[Action item]: Below are some entries. Copy each line that holds the string "title".

[Element data from apps and pages]
__________

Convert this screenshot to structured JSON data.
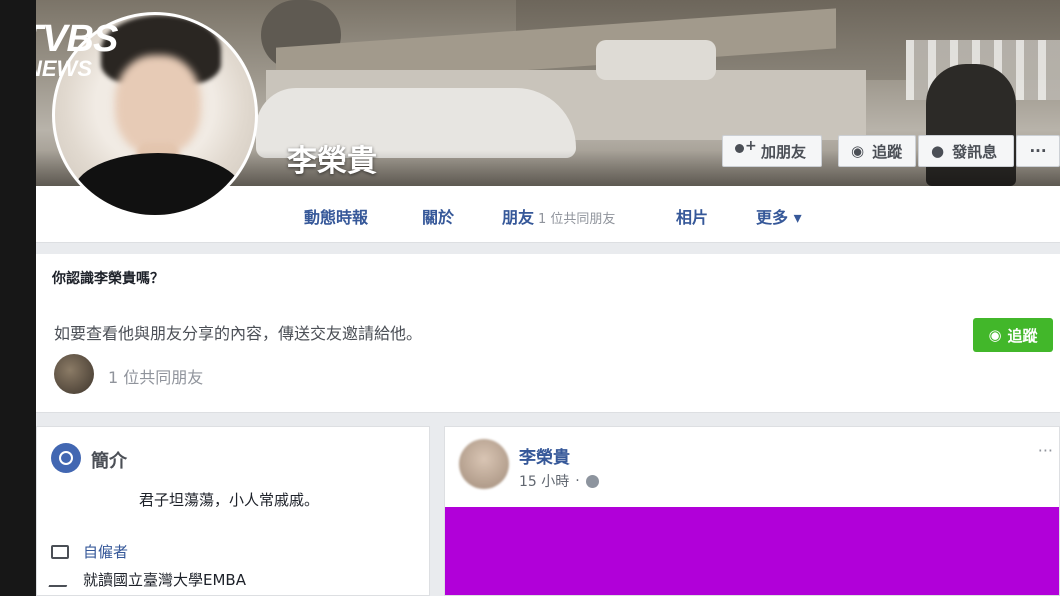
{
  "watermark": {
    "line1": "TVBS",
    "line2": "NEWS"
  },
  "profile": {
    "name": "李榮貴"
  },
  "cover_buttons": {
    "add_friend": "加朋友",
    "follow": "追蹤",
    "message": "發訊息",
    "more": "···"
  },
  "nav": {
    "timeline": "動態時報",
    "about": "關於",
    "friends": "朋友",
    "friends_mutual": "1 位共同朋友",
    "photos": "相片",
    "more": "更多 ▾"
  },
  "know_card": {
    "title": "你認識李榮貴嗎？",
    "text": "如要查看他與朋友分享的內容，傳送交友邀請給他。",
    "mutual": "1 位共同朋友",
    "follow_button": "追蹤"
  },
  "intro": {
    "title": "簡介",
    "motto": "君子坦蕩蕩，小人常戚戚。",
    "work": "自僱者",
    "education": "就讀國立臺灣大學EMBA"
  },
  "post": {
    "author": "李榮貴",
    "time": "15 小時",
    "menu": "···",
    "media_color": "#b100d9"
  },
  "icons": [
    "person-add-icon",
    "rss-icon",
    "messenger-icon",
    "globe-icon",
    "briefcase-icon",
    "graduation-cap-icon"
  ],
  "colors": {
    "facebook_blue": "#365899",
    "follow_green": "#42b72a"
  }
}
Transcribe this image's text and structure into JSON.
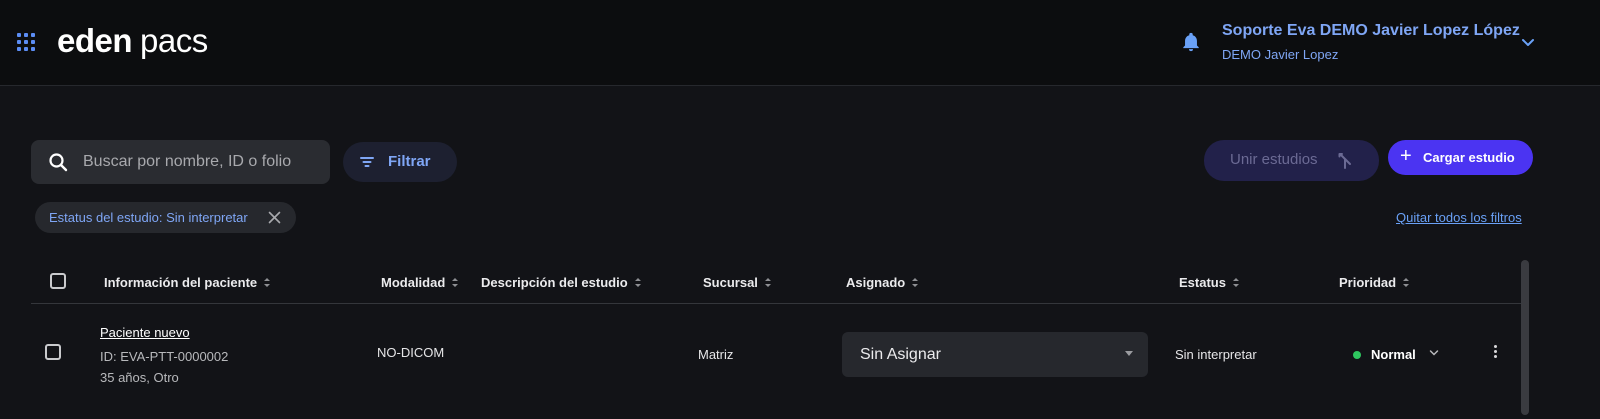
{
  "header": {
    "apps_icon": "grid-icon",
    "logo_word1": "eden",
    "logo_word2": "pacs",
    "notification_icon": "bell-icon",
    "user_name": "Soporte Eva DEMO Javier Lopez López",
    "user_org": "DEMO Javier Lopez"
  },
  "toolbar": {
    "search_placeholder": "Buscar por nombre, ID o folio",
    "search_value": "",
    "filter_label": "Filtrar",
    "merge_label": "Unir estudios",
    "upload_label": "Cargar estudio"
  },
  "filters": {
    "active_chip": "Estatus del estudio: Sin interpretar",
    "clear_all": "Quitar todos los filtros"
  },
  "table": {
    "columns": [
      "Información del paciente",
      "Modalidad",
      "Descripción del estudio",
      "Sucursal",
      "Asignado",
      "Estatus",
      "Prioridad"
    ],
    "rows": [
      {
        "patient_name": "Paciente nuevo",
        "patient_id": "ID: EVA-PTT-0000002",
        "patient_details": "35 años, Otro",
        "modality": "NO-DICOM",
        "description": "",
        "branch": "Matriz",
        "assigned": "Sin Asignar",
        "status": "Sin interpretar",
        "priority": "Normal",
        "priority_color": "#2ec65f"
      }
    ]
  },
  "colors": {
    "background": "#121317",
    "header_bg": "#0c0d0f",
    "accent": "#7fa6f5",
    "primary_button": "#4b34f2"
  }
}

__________

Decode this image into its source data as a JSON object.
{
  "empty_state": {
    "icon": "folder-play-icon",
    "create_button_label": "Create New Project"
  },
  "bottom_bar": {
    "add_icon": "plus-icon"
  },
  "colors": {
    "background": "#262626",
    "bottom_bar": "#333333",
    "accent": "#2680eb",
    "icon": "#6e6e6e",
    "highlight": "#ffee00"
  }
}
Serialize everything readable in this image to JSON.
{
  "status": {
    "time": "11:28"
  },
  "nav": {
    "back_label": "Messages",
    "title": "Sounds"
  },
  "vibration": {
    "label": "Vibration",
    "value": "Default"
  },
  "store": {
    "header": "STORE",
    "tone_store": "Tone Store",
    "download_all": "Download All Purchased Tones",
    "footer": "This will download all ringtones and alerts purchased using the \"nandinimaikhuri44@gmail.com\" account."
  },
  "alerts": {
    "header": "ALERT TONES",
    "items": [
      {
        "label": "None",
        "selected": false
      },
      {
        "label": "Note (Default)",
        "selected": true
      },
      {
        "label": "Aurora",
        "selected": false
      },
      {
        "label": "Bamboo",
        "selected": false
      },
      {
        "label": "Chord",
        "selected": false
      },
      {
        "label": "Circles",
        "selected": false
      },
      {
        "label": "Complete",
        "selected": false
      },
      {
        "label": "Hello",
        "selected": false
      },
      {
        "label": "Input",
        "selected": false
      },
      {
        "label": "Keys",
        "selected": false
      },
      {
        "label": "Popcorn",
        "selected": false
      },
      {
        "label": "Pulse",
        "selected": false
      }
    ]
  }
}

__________

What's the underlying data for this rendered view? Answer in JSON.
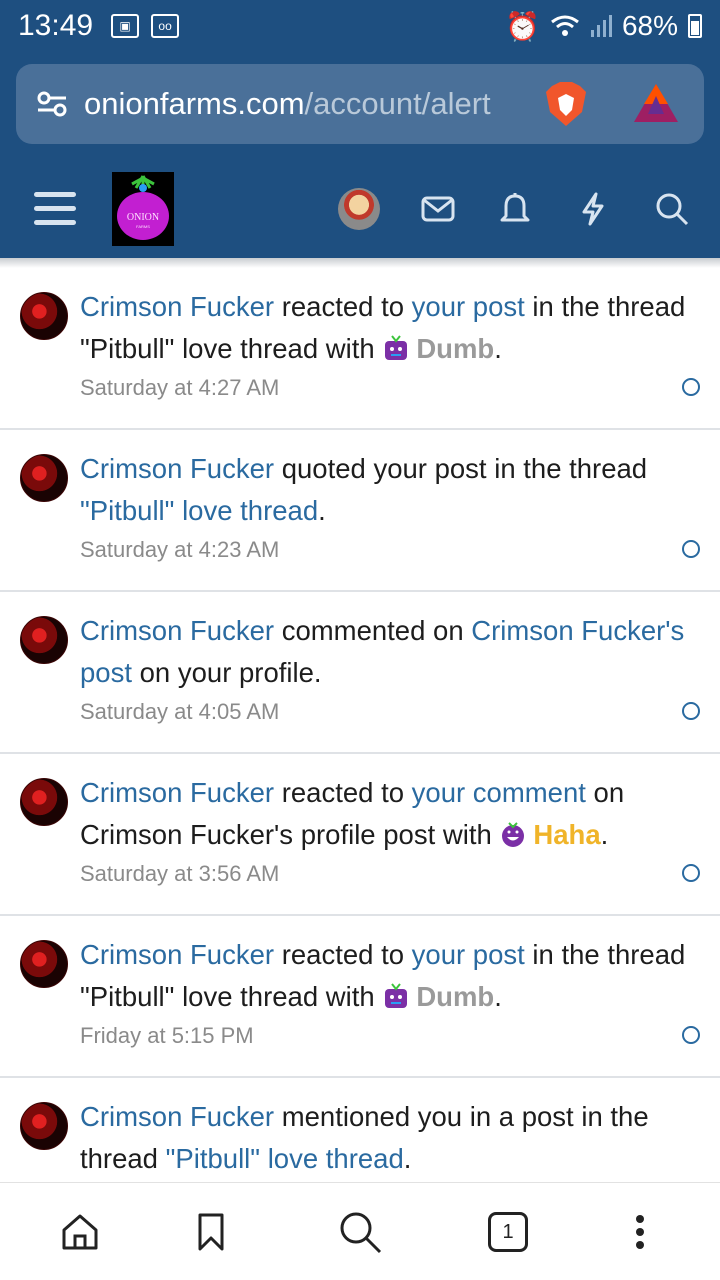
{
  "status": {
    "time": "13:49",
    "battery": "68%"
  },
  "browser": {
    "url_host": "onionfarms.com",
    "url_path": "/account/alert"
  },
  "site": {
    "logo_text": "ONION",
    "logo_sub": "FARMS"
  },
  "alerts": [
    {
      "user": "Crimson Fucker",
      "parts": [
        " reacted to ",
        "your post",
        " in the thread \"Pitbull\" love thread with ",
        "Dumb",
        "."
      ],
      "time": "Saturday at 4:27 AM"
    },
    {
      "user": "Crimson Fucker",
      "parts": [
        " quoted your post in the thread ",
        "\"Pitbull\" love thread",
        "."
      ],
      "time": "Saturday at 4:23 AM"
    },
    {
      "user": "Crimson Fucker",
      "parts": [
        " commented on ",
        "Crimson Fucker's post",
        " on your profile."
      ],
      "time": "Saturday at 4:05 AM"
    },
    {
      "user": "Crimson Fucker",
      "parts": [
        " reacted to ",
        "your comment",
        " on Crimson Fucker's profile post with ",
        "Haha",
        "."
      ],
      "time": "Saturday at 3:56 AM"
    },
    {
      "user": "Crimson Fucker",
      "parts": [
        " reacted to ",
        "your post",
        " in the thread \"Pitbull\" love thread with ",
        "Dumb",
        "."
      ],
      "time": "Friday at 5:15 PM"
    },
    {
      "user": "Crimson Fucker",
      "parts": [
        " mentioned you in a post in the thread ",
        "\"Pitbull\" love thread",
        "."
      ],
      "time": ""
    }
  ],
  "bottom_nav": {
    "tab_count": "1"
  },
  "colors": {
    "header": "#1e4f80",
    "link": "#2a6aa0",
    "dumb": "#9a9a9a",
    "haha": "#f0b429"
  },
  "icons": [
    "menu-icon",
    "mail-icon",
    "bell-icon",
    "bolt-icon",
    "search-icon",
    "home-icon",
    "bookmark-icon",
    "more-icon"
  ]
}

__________

[Answer area]:
    "title": "你認識李榮貴嗎？",
    "title": "簡介",
    "title": "Sounds"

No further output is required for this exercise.